MID-ATLANTIC (WCMH) — The Eastern Seaboard is cleaning up in the aftermath of flooding rains and hurricane force wind gusts that accompanied the passage of Tropical Storm Isaias on Tuesday.
Hurricane Isaias made landfall Monday night at 11:15 p.m. along the North Carolina coast near Ocean Isle Beach, packing 85 mph winds, with gusts as high as 99 mph at Federal Point, N.C. The storm raced northward Tuesday nearly parallel to Interstate 95, sailing over the Eastern Shore of Maryland, Delmarva, Philadelphia and across northwestern New Jersey, southeastern New York and western New England.
More than three million utility customers lost power during the height of the storm, including around 1.4 million in New Jersey. Trees were toppled by high winds, landing on homes and bringing down power lines. Eight deaths have been attributed to the storm. A tornado leveled a mobile home park in Raleigh, N.C., killing two persons. More than 20 tornadoes were reported from North Carolina to southeastern Pennsylvania and southern New Jersey.
On the western side of the storm’s path, which flew north-northeast at 35-40 mph, flooding rains totaled more than 8 inches. Wynnewood, Pa., west of Philadelphia, received 8.59 inches. Flash flooding swamped Upper Darby and Philadelphia was soaked with 4.16 inches. Winds gusted to 78 mph at New York Harbor and Farmingdale, Long Island.
Isaias reached tropical storm strength late on July 29, nine days earlier than the previous record (Irene on Aug. 7, 2005) in the Atlantic Basin. The only more intense storm this year was Hurricane Hanna, also a Category 1 hurricane that briefly had winds of 90 mph before landfall on Padre Island, Tex., on July 25. Five named storms have made landfall in the U.S. so far this year, which is also an early-season record.
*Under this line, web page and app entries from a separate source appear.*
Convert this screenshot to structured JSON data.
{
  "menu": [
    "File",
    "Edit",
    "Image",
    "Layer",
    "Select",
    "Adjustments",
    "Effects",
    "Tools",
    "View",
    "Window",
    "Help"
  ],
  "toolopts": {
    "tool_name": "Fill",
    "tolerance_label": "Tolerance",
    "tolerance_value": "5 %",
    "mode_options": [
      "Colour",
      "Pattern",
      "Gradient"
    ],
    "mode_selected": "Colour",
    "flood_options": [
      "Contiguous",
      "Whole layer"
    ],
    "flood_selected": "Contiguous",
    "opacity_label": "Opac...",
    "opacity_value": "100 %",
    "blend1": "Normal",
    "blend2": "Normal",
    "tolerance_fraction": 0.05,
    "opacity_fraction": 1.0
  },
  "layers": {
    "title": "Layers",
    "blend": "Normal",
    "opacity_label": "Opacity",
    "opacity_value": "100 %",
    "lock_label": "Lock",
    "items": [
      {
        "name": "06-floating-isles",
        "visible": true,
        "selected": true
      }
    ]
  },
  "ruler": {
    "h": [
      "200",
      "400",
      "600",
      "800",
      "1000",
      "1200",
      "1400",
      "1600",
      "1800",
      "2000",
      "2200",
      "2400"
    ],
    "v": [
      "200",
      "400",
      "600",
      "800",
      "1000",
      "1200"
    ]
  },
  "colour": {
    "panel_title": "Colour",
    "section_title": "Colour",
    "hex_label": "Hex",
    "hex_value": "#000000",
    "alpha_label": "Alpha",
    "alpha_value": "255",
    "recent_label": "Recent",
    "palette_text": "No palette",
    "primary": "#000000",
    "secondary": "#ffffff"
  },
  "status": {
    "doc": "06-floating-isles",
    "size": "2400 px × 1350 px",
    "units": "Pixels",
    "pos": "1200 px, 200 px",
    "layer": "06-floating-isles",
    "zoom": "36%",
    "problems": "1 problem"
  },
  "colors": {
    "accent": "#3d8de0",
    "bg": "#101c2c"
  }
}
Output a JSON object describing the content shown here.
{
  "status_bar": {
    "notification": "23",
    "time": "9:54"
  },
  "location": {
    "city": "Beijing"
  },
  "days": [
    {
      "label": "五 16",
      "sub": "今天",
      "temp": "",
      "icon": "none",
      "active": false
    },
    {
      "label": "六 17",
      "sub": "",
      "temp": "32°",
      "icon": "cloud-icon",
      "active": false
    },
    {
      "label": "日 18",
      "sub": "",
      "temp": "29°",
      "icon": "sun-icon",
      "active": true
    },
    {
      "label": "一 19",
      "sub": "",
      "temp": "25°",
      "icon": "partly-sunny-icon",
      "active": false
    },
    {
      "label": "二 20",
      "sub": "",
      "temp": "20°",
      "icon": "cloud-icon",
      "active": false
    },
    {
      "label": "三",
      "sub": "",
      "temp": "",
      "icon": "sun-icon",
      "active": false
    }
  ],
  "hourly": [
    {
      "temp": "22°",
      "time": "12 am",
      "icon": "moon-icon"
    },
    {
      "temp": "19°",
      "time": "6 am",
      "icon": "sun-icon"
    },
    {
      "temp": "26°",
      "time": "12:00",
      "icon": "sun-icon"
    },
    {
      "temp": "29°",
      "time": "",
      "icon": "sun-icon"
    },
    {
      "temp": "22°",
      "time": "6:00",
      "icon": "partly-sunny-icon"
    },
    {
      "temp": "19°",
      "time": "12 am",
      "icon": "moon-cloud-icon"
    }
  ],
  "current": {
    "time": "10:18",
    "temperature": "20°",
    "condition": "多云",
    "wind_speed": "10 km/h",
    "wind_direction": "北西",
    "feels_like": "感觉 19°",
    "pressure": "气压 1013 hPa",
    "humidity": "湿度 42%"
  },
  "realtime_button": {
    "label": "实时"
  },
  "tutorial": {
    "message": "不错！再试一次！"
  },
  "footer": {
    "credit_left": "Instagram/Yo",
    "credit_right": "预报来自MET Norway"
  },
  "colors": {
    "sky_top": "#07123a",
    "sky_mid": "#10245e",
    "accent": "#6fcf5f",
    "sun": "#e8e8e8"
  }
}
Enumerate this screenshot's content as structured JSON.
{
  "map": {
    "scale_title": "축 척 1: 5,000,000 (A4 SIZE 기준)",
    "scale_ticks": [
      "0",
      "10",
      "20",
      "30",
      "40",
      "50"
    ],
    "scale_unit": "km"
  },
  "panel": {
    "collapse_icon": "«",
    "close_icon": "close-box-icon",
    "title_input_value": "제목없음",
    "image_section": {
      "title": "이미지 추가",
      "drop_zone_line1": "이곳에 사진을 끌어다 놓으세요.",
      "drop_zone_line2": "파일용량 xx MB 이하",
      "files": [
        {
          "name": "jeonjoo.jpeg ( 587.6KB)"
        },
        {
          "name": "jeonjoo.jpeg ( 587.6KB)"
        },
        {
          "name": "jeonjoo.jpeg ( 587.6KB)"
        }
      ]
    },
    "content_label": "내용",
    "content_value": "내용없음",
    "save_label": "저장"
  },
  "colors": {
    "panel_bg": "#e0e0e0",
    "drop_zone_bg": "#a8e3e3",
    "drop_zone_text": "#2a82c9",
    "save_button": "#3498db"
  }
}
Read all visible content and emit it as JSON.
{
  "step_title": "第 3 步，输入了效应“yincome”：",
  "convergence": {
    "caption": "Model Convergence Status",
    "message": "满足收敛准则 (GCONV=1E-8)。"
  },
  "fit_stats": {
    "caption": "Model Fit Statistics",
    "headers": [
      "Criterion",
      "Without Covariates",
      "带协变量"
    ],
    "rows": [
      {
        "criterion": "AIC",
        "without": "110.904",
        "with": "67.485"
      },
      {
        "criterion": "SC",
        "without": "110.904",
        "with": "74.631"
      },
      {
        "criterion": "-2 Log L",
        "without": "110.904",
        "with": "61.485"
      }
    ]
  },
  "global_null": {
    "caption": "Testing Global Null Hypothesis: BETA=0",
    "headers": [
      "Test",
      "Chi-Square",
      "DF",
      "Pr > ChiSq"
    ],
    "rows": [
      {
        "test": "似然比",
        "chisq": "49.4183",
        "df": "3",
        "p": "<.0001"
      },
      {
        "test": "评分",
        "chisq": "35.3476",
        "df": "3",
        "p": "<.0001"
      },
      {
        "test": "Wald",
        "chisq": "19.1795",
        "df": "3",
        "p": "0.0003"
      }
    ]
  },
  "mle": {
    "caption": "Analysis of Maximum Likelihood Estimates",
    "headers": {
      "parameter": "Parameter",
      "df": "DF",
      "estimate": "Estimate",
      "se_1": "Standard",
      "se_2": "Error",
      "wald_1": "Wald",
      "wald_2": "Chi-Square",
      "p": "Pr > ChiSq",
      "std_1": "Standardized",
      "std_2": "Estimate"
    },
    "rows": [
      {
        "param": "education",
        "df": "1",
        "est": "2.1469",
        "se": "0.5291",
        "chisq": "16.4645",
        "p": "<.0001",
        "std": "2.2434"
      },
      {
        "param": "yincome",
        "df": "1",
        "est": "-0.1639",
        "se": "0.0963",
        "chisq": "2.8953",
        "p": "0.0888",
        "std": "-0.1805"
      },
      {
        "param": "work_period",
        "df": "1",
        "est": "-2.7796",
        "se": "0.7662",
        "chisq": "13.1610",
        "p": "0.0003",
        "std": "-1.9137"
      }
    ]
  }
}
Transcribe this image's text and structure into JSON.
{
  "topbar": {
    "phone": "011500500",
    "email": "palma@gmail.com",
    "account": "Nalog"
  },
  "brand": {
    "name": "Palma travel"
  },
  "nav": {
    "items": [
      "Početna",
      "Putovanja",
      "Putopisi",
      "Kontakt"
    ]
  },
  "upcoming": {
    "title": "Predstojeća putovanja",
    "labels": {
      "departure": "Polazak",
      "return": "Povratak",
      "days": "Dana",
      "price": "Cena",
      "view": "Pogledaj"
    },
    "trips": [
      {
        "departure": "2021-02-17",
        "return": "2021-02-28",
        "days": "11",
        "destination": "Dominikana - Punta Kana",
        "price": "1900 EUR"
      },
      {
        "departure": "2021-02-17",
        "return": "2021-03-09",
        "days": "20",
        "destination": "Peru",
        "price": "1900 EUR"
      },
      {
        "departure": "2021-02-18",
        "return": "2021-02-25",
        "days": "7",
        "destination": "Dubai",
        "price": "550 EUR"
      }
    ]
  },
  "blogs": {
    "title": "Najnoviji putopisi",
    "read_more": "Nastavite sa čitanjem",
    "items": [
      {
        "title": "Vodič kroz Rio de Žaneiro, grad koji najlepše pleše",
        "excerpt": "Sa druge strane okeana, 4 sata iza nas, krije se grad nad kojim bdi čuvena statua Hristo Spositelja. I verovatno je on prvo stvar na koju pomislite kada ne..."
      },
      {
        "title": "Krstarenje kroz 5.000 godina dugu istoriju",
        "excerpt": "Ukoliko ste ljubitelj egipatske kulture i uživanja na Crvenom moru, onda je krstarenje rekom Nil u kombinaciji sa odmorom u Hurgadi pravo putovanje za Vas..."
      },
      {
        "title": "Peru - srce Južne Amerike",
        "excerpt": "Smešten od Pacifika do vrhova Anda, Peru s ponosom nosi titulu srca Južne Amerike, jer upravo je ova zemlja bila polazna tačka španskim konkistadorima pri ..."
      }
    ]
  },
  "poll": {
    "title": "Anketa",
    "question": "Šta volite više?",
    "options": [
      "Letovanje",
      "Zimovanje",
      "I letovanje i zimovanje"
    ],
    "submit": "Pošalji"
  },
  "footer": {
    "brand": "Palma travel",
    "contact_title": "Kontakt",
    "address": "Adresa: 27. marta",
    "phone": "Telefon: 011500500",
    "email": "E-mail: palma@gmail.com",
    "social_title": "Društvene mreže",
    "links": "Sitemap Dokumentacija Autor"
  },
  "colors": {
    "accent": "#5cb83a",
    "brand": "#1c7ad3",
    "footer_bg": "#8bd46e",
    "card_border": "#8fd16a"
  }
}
Tropical Storm Fay came ashore a little north-northeast of Atlantic City, N.J., on July 10, with heavy rain but much less wind strength.